THE TASK
Look through the records below and collect all lines that hold the string "this".

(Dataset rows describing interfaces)
━━━━━━━━━━

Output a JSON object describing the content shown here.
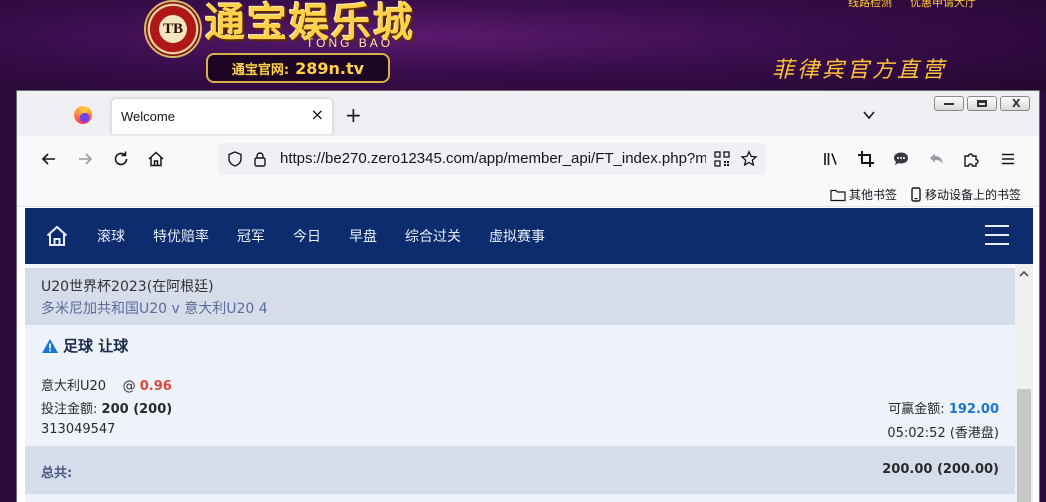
{
  "banner": {
    "logo_chip": "TB",
    "brand_cn": "通宝娱乐城",
    "brand_en": "TONG BAO",
    "site_label": "通宝官网:",
    "site_url": "289n.tv",
    "top_links": [
      "线路检测",
      "优惠申请大厅"
    ],
    "slogan": "菲律宾官方直营"
  },
  "browser": {
    "tab_title": "Welcome",
    "tab_close": "×",
    "new_tab": "+",
    "url": "https://be270.zero12345.com/app/member_api/FT_index.php?m",
    "bookmarks": [
      {
        "label": "其他书签",
        "icon": "folder-icon"
      },
      {
        "label": "移动设备上的书签",
        "icon": "mobile-icon"
      }
    ],
    "window_close": "X"
  },
  "site_nav": {
    "items": [
      "滚球",
      "特优赔率",
      "冠军",
      "今日",
      "早盘",
      "综合过关",
      "虚拟赛事"
    ]
  },
  "match": {
    "league": "U20世界杯2023(在阿根廷)",
    "teams": "多米尼加共和国U20   v   意大利U20 4"
  },
  "bet": {
    "title": "足球 让球",
    "selection": "意大利U20",
    "at": "@",
    "odds": "0.96",
    "stake_label": "投注金额:",
    "stake_value": "200 (200)",
    "win_label": "可赢金额:",
    "win_value": "192.00",
    "ticket_id": "313049547",
    "time": "05:02:52 (香港盘)"
  },
  "total": {
    "label": "总共:",
    "value": "200.00 (200.00)"
  },
  "colors": {
    "nav_bg": "#0d2c6e",
    "odds": "#e0463c",
    "win": "#1976d2"
  }
}
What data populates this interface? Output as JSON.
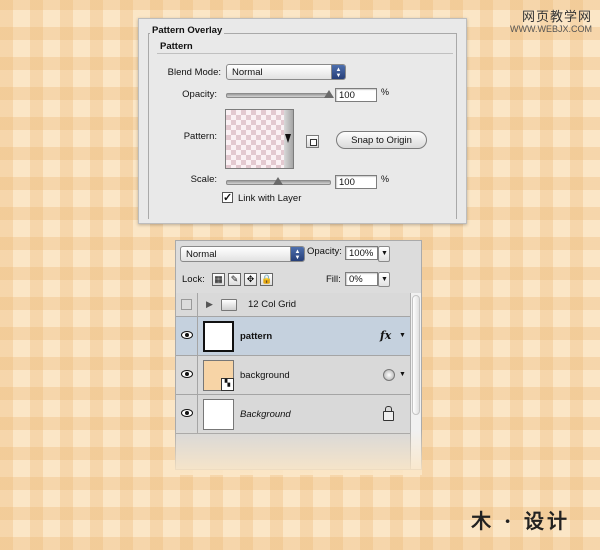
{
  "watermark": {
    "top_cn": "网页教学网",
    "top_url": "WWW.WEBJX.COM",
    "bottom": "木 · 设计"
  },
  "pattern_overlay": {
    "title": "Pattern Overlay",
    "group_label": "Pattern",
    "blend_mode_label": "Blend Mode:",
    "blend_mode_value": "Normal",
    "opacity_label": "Opacity:",
    "opacity_value": "100",
    "opacity_unit": "%",
    "opacity_level": 100,
    "pattern_label": "Pattern:",
    "snap_button": "Snap to Origin",
    "scale_label": "Scale:",
    "scale_value": "100",
    "scale_unit": "%",
    "scale_level": 50,
    "link_label": "Link with Layer",
    "link_checked": true
  },
  "layers_panel": {
    "blend_mode": "Normal",
    "opacity_label": "Opacity:",
    "opacity_value": "100%",
    "lock_label": "Lock:",
    "fill_label": "Fill:",
    "fill_value": "0%",
    "layers": [
      {
        "name": "12 Col Grid",
        "kind": "group"
      },
      {
        "name": "pattern",
        "kind": "layer",
        "selected": true,
        "fx": "fx"
      },
      {
        "name": "background",
        "kind": "layer"
      },
      {
        "name": "Background",
        "kind": "background",
        "italic": true
      }
    ]
  },
  "colors": {
    "canvas_bg": "#fbe6c6",
    "plaid": "#ecb876",
    "selected_row": "#c5d1de",
    "bg_thumb": "#f7d4a6"
  }
}
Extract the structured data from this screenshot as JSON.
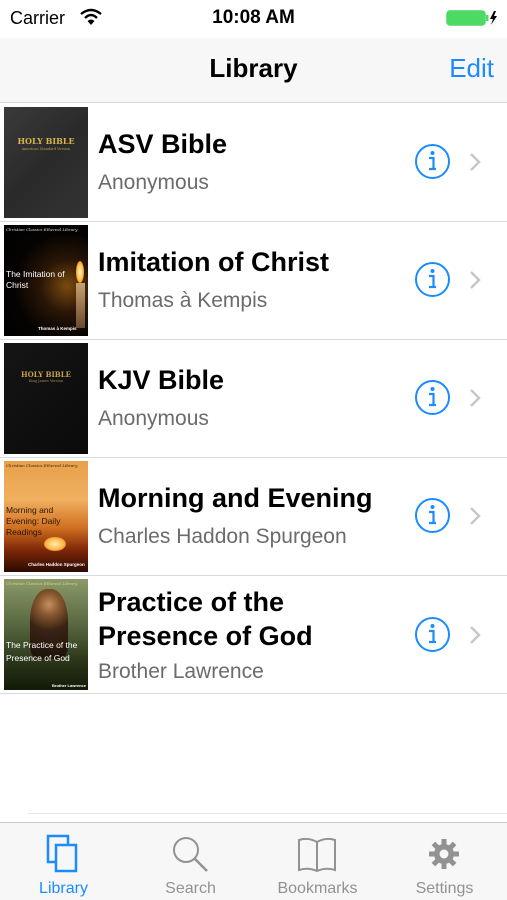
{
  "status_bar": {
    "carrier": "Carrier",
    "time": "10:08 AM"
  },
  "nav": {
    "title": "Library",
    "edit_label": "Edit"
  },
  "books": [
    {
      "title": "ASV Bible",
      "author": "Anonymous",
      "cover_heading": "HOLY BIBLE",
      "cover_sub": "American Standard Version"
    },
    {
      "title": "Imitation of Christ",
      "author": "Thomas à Kempis",
      "cover_series": "Christian Classics Ethereal Library",
      "cover_heading": "The Imitation of Christ",
      "cover_author": "Thomas à Kempis"
    },
    {
      "title": "KJV Bible",
      "author": "Anonymous",
      "cover_heading": "HOLY BIBLE",
      "cover_sub": "King James Version"
    },
    {
      "title": "Morning and Evening",
      "author": "Charles Haddon Spurgeon",
      "cover_series": "Christian Classics Ethereal Library",
      "cover_heading": "Morning and Evening: Daily Readings",
      "cover_author": "Charles Haddon Spurgeon"
    },
    {
      "title": "Practice of the Presence of God",
      "title_line1": "Practice of the",
      "title_line2": "Presence of God",
      "author": "Brother Lawrence",
      "cover_series": "Christian Classics Ethereal Library",
      "cover_heading": "The Practice of the Presence of God",
      "cover_author": "Brother Lawrence"
    }
  ],
  "tabs": [
    {
      "label": "Library",
      "icon": "library-icon",
      "active": true
    },
    {
      "label": "Search",
      "icon": "search-icon",
      "active": false
    },
    {
      "label": "Bookmarks",
      "icon": "bookmarks-icon",
      "active": false
    },
    {
      "label": "Settings",
      "icon": "gear-icon",
      "active": false
    }
  ],
  "colors": {
    "accent": "#1a8cff",
    "battery": "#4cd964",
    "secondary_text": "#6b6b6b",
    "inactive_tab": "#929292"
  }
}
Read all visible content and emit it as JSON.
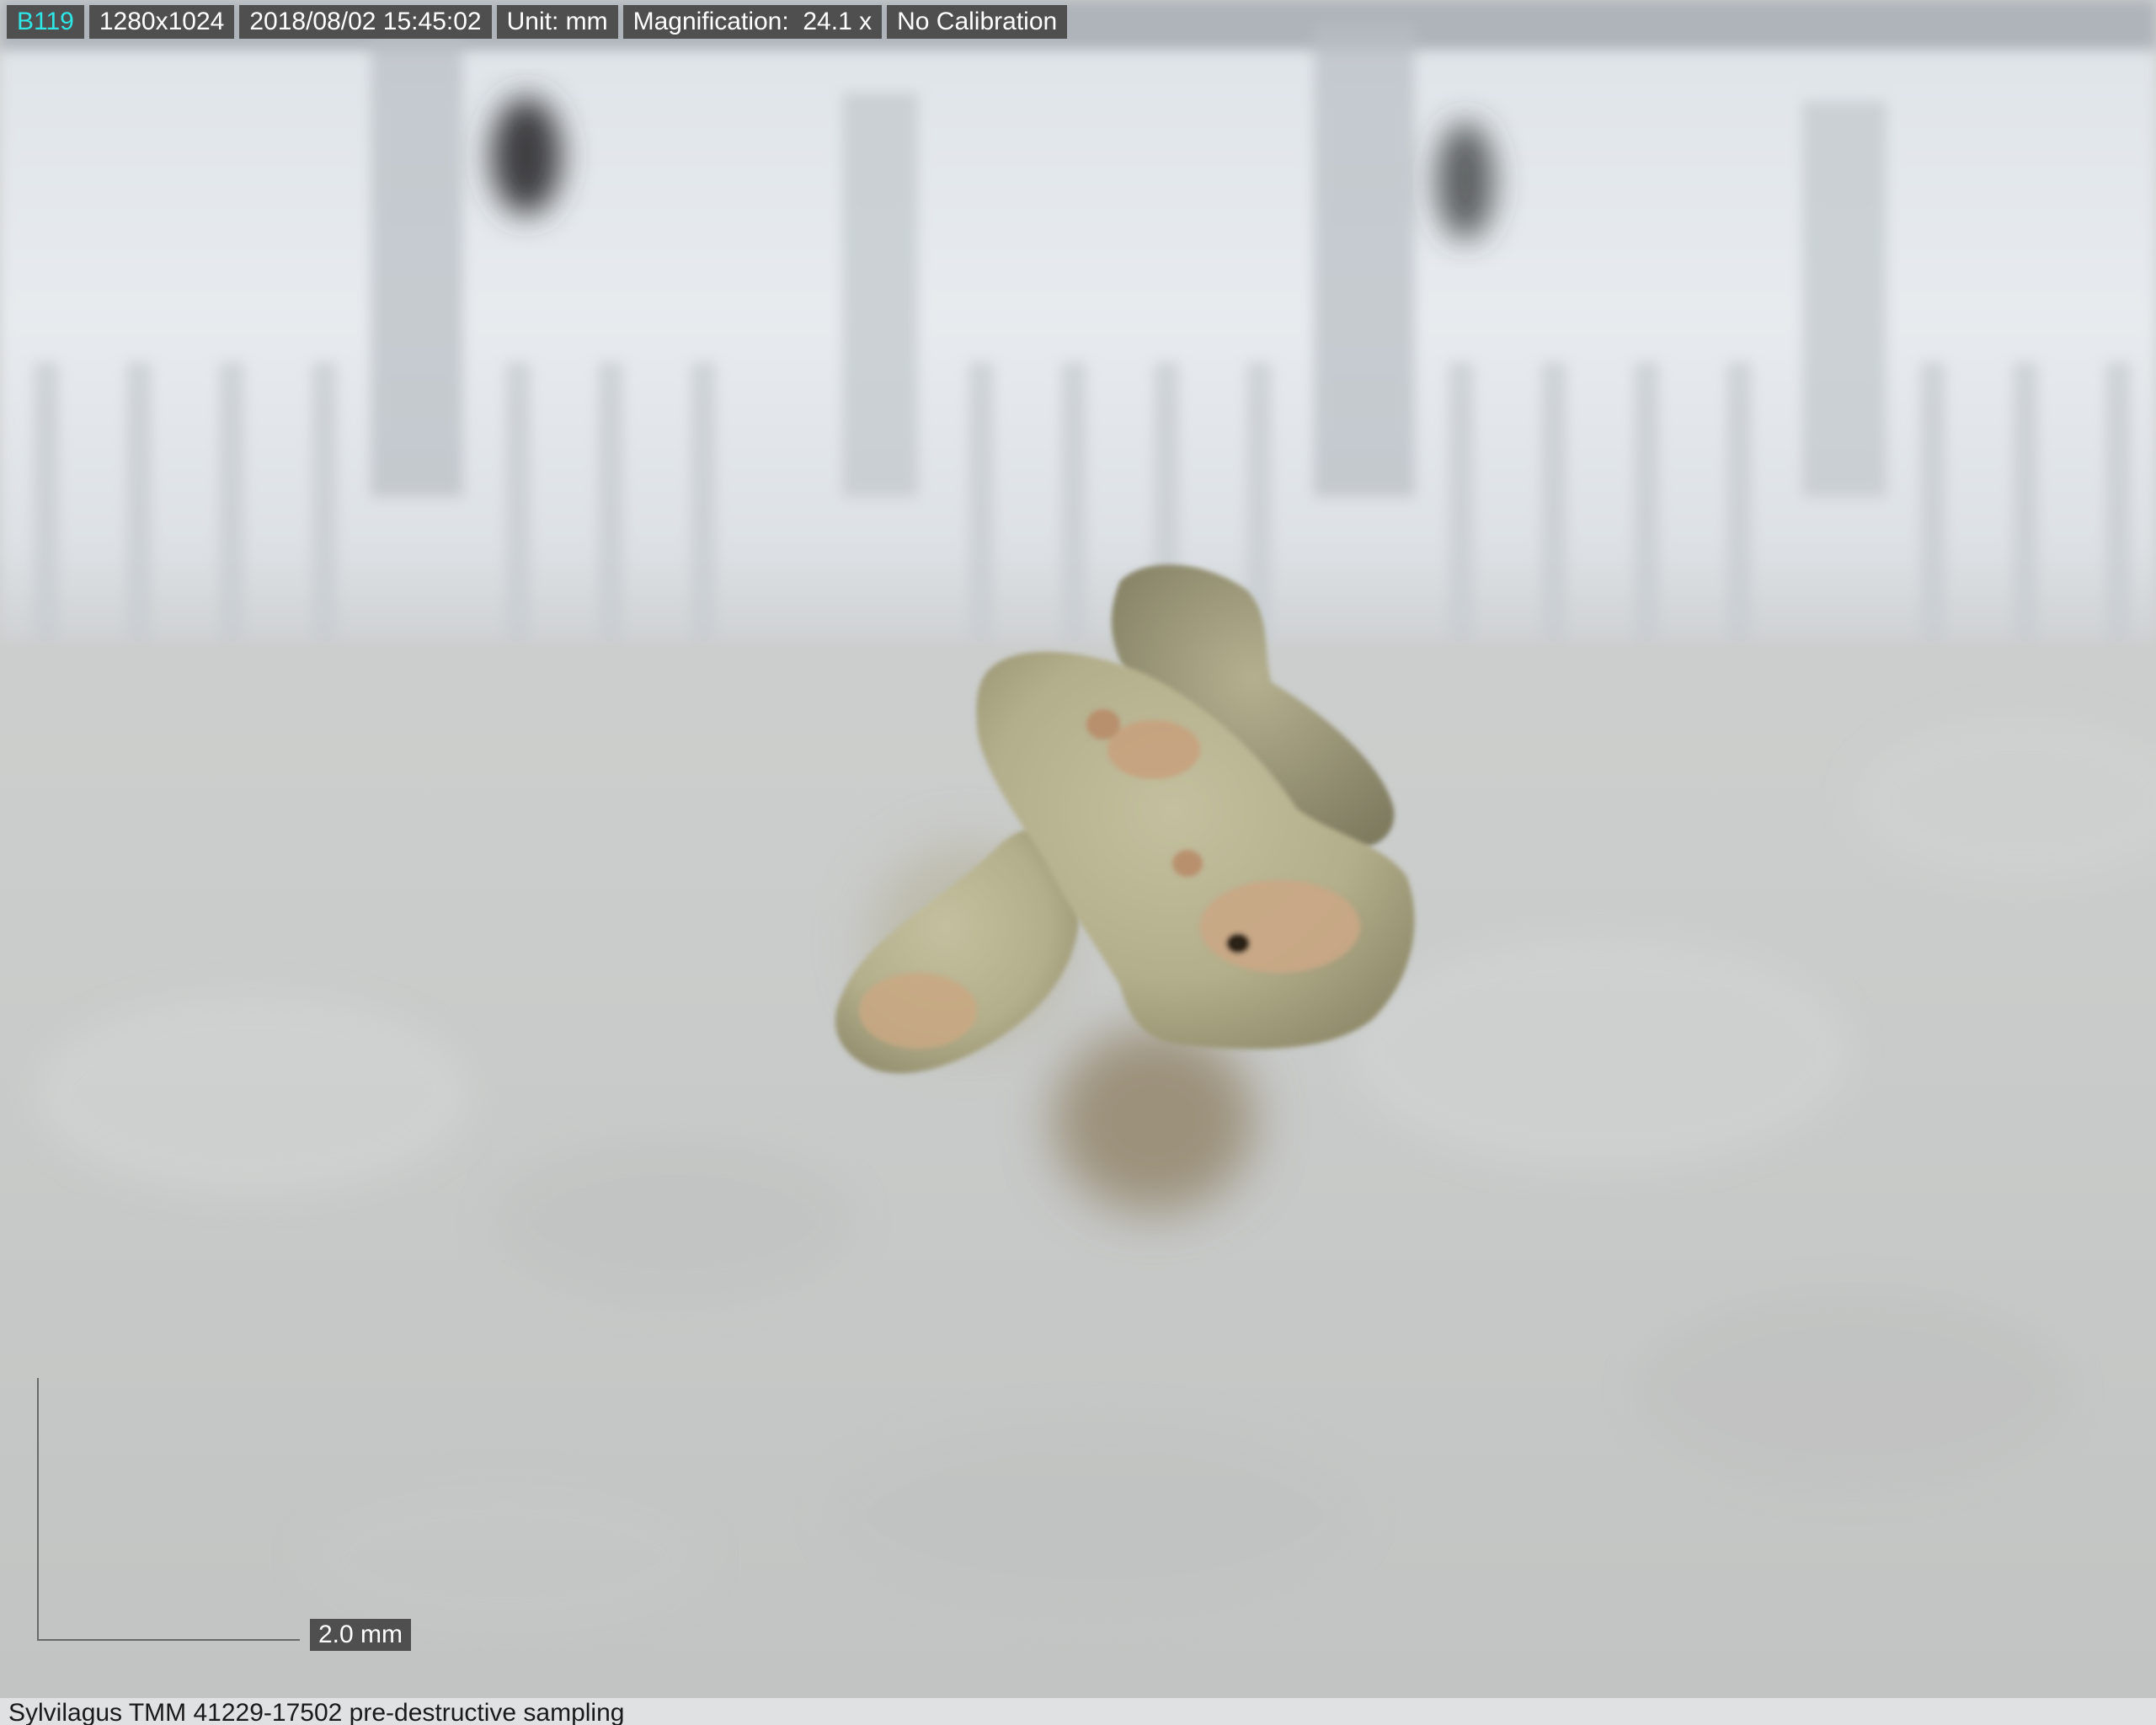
{
  "info_bar": {
    "image_id": "B119",
    "resolution": "1280x1024",
    "datetime": "2018/08/02 15:45:02",
    "unit": "Unit: mm",
    "magnification": "Magnification:  24.1 x",
    "calibration": "No Calibration"
  },
  "scale_bar": {
    "label": "2.0 mm"
  },
  "caption": {
    "text": "Sylvilagus TMM 41229-17502 pre-destructive sampling"
  },
  "colors": {
    "info_bg": "#4f4f4f",
    "info_id_text": "#2ee6e6",
    "info_text": "#ffffff",
    "background": "#c9cbcb",
    "ruler": "#e6ebef",
    "specimen": "#b7b290"
  }
}
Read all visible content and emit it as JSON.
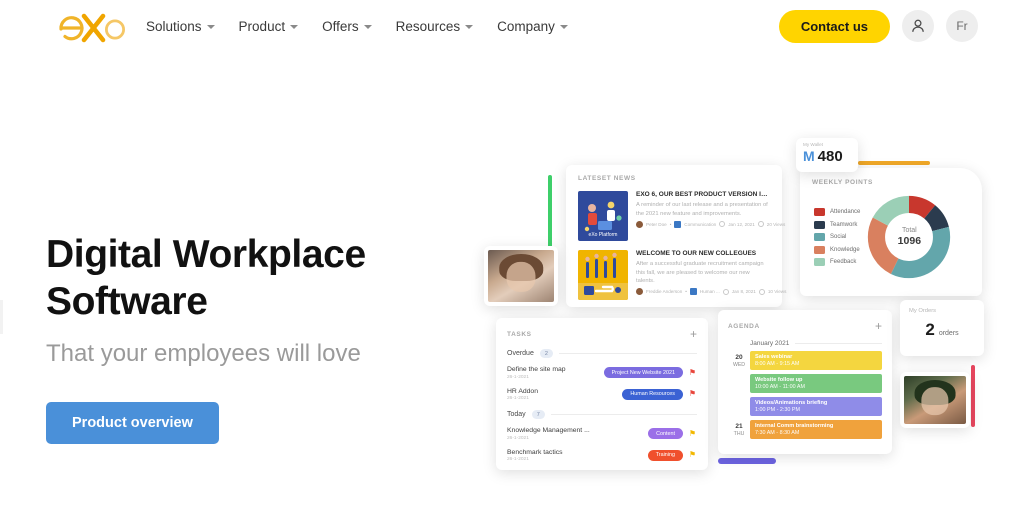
{
  "header": {
    "logo_alt": "eXo",
    "nav": [
      {
        "label": "Solutions"
      },
      {
        "label": "Product"
      },
      {
        "label": "Offers"
      },
      {
        "label": "Resources"
      },
      {
        "label": "Company"
      }
    ],
    "contact_label": "Contact us",
    "account_icon": "person-icon",
    "language_label": "Fr"
  },
  "hero": {
    "title_line1": "Digital Workplace",
    "title_line2": "Software",
    "subtitle": "That your employees will love",
    "cta_label": "Product overview"
  },
  "illustration": {
    "news": {
      "heading": "LATESET NEWS",
      "items": [
        {
          "title": "EXO 6, OUR BEST PRODUCT VERSION IN 10 ...",
          "description": "A reminder of our last release and a presentation of the 2021 new feature and improvements.",
          "author": "Peter Doe",
          "space": "Communication",
          "date": "Jan 12, 2021",
          "views": "20 Views"
        },
        {
          "title": "WELCOME TO OUR NEW COLLEGUES",
          "description": "After a successful graduate recruitment campaign this fall, we are pleased to welcome our new talents.",
          "author": "Freddie Anderson",
          "space": "Human ...",
          "date": "Jan 8, 2021",
          "views": "10 Views"
        }
      ]
    },
    "wallet": {
      "label": "My Wallet",
      "symbol": "M",
      "amount": "480"
    },
    "points": {
      "heading": "WEEKLY POINTS",
      "total_label": "Total",
      "total_value": "1096",
      "legend": [
        {
          "label": "Attendance",
          "color": "#c8372d",
          "value": 120
        },
        {
          "label": "Teamwork",
          "color": "#2b3b4e",
          "value": 110
        },
        {
          "label": "Social",
          "color": "#63a6ab",
          "value": 396
        },
        {
          "label": "Knowledge",
          "color": "#d9805f",
          "value": 280
        },
        {
          "label": "Feedback",
          "color": "#9bcfb6",
          "value": 190
        }
      ]
    },
    "tasks": {
      "heading": "TASKS",
      "add_icon": "plus-icon",
      "groups": [
        {
          "label": "Overdue",
          "count": "2",
          "items": [
            {
              "name": "Define the site map",
              "date": "26-1-2021",
              "tag": "Project New Website 2021",
              "tag_color": "#7b6ce0",
              "flag_color": "#e8463c"
            },
            {
              "name": "HR Addon",
              "date": "26-1-2021",
              "tag": "Human Resources",
              "tag_color": "#3b62d4",
              "flag_color": "#e8463c"
            }
          ]
        },
        {
          "label": "Today",
          "count": "7",
          "items": [
            {
              "name": "Knowledge Management ...",
              "date": "26-1-2021",
              "tag": "Content",
              "tag_color": "#9b6fe8",
              "flag_color": "#f2b700"
            },
            {
              "name": "Benchmark tactics",
              "date": "26-1-2021",
              "tag": "Training",
              "tag_color": "#f0502d",
              "flag_color": "#f2b700"
            }
          ]
        }
      ]
    },
    "agenda": {
      "heading": "AGENDA",
      "add_icon": "plus-icon",
      "month": "January 2021",
      "days": [
        {
          "day_number": "20",
          "day_name": "WED",
          "events": [
            {
              "title": "Sales webinar",
              "time": "8:00 AM - 9:15 AM",
              "color": "#f4d63f"
            },
            {
              "title": "Website follow up",
              "time": "10:00 AM - 11:00 AM",
              "color": "#79c97f"
            },
            {
              "title": "Videos/Animations briefing",
              "time": "1:00 PM - 2:30 PM",
              "color": "#8f8ce8"
            }
          ]
        },
        {
          "day_number": "21",
          "day_name": "THU",
          "events": [
            {
              "title": "Internal Comm brainstorming",
              "time": "7:30 AM - 8:30 AM",
              "color": "#f0a23c"
            }
          ]
        }
      ]
    },
    "orders": {
      "label": "My Orders",
      "count": "2",
      "unit": "orders"
    },
    "photo_left_alt": "profile-photo-woman",
    "photo_right_alt": "profile-photo-woman-2"
  },
  "colors": {
    "brand_yellow": "#ffd400",
    "cta_blue": "#4a90d9",
    "accent_green": "#3ecf6a",
    "accent_orange": "#f0a828",
    "accent_purple": "#6c63e0",
    "accent_red": "#e8475f"
  }
}
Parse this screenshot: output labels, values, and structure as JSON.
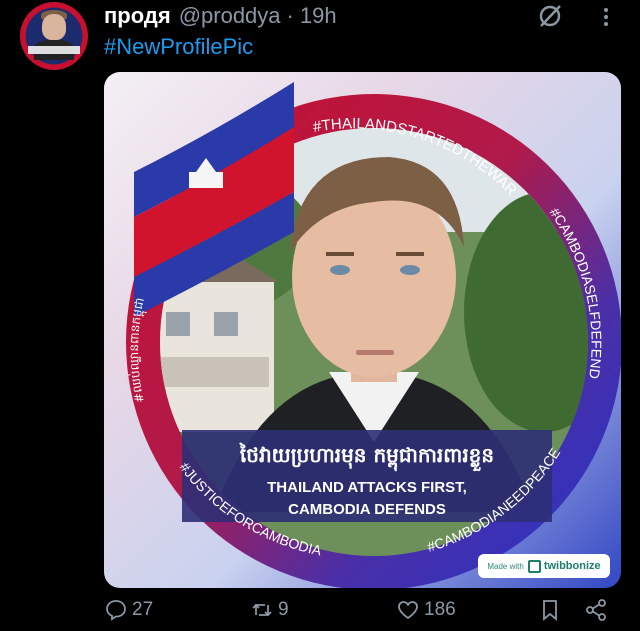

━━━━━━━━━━

FINAL ANSWER
What data populates this interface? Output as JSON.
Extract the structured data from this screenshot as JSON.
          "description": "After a successful graduate recruitment campaign this fall, we are pleased to welcome our new talents.",
Parse this screenshot: output labels, values, and structure as JSON.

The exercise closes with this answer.